> [Exercise goal]: Wherever "JSON" appears in the records below, copy the line that holds it.

[Items from a dataset]

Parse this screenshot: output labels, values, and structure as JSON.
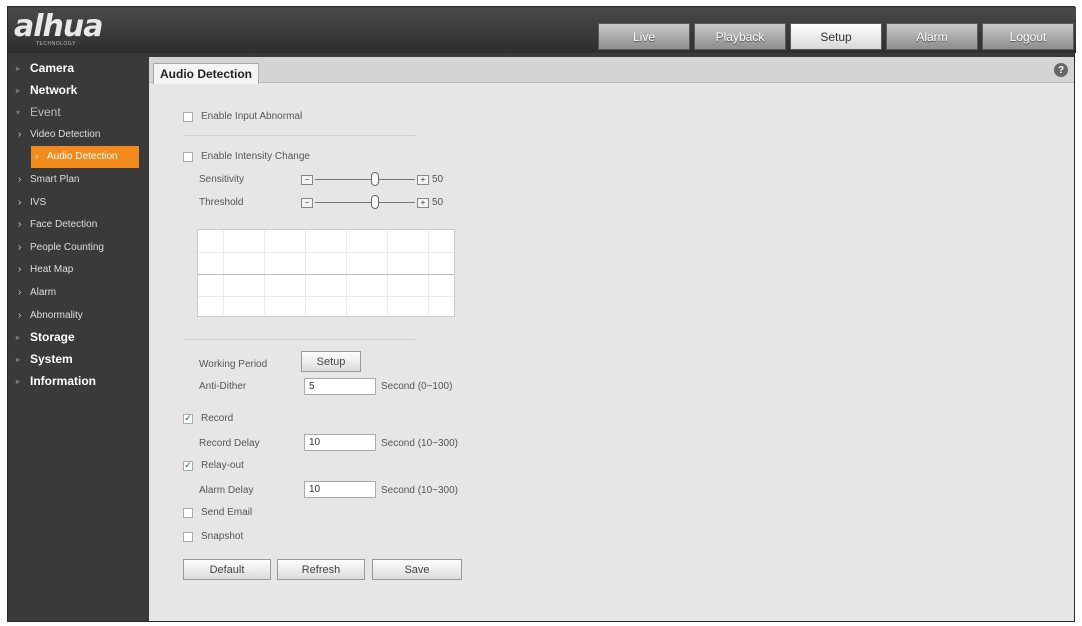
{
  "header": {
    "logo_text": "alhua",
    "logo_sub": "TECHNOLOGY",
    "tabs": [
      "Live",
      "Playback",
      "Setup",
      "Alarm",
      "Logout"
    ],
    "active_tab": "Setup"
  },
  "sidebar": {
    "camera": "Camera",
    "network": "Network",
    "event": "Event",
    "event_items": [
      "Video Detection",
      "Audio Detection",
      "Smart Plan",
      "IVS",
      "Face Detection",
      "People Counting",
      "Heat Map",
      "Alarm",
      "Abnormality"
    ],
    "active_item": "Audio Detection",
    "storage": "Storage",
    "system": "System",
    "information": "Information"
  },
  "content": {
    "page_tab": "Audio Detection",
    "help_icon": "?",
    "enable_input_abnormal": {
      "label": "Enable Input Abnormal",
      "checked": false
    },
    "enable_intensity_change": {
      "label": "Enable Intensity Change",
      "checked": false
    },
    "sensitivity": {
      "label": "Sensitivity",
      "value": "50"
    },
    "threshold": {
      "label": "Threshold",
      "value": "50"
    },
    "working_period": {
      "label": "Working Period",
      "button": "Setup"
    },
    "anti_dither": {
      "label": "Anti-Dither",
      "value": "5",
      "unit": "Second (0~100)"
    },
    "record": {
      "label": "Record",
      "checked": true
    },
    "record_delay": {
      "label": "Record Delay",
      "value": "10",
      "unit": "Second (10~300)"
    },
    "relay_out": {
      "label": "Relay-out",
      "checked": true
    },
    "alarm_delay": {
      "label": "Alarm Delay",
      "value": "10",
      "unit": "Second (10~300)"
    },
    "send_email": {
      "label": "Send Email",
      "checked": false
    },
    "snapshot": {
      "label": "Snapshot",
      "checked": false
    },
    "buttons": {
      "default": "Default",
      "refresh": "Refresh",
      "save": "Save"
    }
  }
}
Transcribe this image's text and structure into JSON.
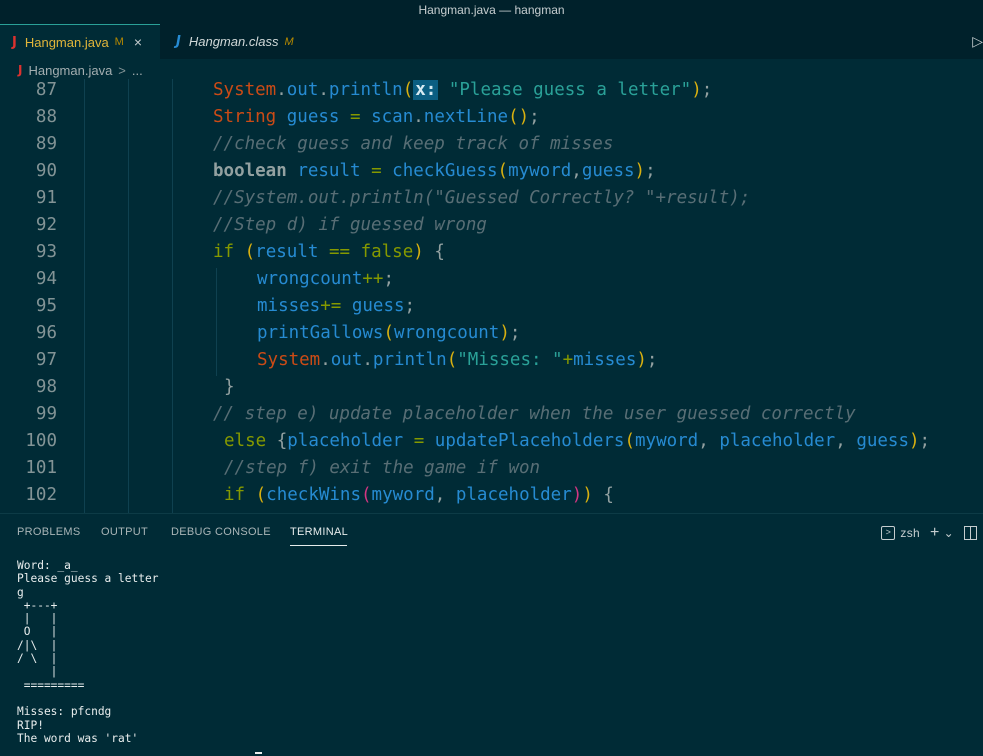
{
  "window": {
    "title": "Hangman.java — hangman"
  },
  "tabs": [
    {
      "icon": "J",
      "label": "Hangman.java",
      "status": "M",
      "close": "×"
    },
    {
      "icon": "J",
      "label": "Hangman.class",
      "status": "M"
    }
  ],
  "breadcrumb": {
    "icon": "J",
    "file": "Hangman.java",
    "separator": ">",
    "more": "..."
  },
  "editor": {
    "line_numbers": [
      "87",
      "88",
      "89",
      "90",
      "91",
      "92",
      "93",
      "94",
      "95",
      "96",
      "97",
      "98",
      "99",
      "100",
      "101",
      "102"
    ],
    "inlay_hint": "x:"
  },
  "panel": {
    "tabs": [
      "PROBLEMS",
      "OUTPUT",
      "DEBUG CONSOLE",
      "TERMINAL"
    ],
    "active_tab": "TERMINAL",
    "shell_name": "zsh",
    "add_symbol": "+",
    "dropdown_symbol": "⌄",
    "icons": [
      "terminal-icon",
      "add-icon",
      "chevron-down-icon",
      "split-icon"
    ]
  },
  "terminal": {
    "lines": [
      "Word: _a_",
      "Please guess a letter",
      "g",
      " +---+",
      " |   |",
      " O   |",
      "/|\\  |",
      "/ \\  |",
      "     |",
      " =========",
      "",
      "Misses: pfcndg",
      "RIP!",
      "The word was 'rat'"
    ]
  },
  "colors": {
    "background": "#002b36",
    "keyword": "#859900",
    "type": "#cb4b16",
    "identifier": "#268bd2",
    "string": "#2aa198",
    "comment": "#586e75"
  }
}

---

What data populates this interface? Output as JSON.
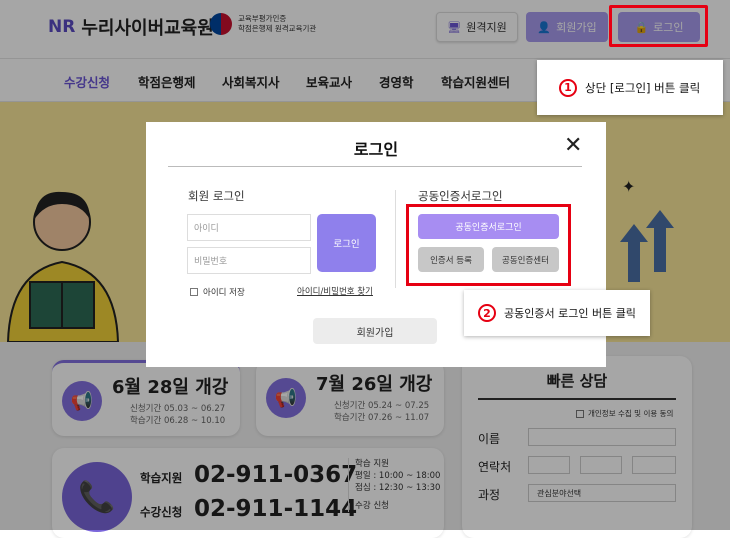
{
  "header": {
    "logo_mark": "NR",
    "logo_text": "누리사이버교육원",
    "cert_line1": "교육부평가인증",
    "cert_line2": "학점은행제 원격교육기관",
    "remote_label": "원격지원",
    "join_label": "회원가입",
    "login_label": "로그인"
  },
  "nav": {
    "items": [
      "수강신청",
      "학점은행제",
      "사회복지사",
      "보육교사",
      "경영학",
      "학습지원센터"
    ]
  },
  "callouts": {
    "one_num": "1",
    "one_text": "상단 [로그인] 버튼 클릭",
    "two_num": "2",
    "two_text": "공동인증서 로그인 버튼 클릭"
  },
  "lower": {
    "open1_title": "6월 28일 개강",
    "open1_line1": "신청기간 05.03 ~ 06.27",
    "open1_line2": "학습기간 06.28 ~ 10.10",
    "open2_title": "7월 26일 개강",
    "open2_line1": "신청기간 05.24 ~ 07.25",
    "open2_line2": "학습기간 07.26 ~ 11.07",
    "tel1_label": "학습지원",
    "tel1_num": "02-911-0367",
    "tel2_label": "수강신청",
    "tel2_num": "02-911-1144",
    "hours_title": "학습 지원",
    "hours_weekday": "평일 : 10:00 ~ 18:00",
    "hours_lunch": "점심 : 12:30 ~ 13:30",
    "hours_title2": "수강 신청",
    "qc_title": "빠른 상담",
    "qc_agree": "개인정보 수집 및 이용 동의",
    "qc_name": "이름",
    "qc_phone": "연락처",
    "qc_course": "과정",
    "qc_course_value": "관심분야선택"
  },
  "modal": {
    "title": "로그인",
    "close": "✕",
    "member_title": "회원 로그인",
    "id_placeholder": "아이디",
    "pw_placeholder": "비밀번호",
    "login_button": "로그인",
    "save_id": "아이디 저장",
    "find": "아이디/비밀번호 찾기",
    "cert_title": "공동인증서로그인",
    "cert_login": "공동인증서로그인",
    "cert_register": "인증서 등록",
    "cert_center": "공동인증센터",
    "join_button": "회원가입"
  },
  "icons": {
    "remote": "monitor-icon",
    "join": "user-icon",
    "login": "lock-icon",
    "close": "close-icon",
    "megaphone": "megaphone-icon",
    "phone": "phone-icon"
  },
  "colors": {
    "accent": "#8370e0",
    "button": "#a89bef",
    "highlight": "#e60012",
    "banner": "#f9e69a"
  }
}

> [Solution to this task]:
Parse this screenshot: output labels, values, and structure as JSON.
Transcribe this image's text and structure into JSON.
What data populates this interface? Output as JSON.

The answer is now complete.